The Narrative of Creation
In modern academic studies of the Bible it is common to see Genesis 1 and 2 as different accounts of creation. It is as if you could choose between these accounts and select the text which best fits your own theological viewpoint. However, this would be to rely on human wisdom rather than being submitted to the Word that God has revealed. In fact, as we study these texts we see that they are actually dependent on each other.
Gen 1:27 contains a mystery. It states that “God created the man in His
image, in the image of God He created him (‘oto); male and female He created them (‘otam)” What usually goes unnoticed is that there is a tension here. God created first singularly (‘He created him’) and then there is suddenly a plurality (‘He created them’). We hardly notice this and just go unto the next sentence. The key fact which the text is showing us is that there is a beginning single point but that this point becomes differentiated into male and female forms. The problem is that we don’t know how this happens exactly and Gen 1 does not
explain this process.
This tension is only resolved in Gen 2. “And He took one of his (Adam’s)

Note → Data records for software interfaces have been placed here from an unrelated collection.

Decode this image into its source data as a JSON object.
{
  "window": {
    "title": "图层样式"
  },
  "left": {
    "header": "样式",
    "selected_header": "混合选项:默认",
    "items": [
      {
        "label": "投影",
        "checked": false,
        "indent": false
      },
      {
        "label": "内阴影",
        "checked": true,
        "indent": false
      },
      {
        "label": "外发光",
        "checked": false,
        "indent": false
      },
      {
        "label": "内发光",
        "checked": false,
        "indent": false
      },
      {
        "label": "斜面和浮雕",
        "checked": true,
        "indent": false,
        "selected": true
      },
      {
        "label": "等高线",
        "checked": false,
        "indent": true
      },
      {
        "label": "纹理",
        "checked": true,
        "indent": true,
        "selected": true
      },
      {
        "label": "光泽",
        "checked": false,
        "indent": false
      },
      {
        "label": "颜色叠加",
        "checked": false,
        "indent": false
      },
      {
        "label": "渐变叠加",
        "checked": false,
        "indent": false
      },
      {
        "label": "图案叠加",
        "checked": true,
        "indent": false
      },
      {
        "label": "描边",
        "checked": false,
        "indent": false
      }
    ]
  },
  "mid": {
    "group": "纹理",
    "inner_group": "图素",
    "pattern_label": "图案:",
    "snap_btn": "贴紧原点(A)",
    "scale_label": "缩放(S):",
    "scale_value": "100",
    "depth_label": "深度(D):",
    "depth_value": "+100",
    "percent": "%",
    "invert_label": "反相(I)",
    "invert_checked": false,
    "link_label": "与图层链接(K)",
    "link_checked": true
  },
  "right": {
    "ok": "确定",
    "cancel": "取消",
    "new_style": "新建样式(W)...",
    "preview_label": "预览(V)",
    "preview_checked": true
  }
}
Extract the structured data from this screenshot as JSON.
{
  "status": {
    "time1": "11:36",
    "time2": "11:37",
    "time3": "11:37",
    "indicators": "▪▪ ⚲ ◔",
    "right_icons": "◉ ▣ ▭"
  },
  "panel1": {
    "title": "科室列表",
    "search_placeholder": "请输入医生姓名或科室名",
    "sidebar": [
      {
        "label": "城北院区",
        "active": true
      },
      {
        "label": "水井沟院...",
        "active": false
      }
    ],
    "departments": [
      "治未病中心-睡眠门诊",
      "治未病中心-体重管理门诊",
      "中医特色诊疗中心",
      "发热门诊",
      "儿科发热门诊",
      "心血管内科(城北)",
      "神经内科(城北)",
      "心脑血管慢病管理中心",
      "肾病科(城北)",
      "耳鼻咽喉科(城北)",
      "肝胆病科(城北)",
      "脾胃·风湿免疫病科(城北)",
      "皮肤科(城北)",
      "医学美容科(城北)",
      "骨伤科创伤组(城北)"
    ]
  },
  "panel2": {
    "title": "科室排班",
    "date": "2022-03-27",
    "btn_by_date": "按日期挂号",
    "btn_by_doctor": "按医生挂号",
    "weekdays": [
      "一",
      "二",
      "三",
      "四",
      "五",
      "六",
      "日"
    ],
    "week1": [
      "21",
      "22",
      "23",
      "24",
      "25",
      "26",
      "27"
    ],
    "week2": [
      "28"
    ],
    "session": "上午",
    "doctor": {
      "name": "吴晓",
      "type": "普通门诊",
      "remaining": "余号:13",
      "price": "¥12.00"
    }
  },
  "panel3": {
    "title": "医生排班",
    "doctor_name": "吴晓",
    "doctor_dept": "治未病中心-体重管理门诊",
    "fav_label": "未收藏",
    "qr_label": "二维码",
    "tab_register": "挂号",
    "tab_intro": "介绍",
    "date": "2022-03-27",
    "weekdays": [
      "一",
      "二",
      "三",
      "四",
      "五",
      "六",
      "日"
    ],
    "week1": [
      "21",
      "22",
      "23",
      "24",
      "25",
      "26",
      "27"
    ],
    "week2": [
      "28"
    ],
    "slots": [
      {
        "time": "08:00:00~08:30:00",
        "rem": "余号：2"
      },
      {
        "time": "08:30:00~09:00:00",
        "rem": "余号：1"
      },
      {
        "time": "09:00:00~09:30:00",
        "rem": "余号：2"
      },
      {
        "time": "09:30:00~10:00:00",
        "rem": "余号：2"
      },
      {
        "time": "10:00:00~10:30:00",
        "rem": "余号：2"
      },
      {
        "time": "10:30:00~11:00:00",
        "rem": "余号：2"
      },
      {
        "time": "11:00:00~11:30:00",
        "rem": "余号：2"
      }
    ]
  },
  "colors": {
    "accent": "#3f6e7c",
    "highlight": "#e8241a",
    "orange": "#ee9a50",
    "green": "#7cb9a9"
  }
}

ribs …and the Lord God built up the rib into a woman” (2:21-22). Gen 2 shows that there is a first creation, Adam, and from him comes the material which God uses to make the first woman. This second text shows us that there is an original beginning point (the man) but this single gendered being, by God’s grace, then issues forth into the differentiated human that we now know. Thus, Gen 2 explains the mysterious text in Gen 1:27.
What also often goes unnoticed is that Gen 1 only speaks of the fecundity of the primordial couple. This text shows us that the purpose of gender is for the procreation of the race. ‘Go forth and multiply.’ Gen 2 only knows of the complimentarity of the male and female, their need for each other. It knows nothing about procreation. Thus, each text is lacking something
essential about the male-female relationship. But put together they form a single account of creation which provides us with the full vision of the
human person and of marriage. Thus chapters 1 and 2 form the narrative of creation. As we study the Scriptures at ever-deepening levels, the tensions in the text actually become the way we discover the depths of God’s wisdom.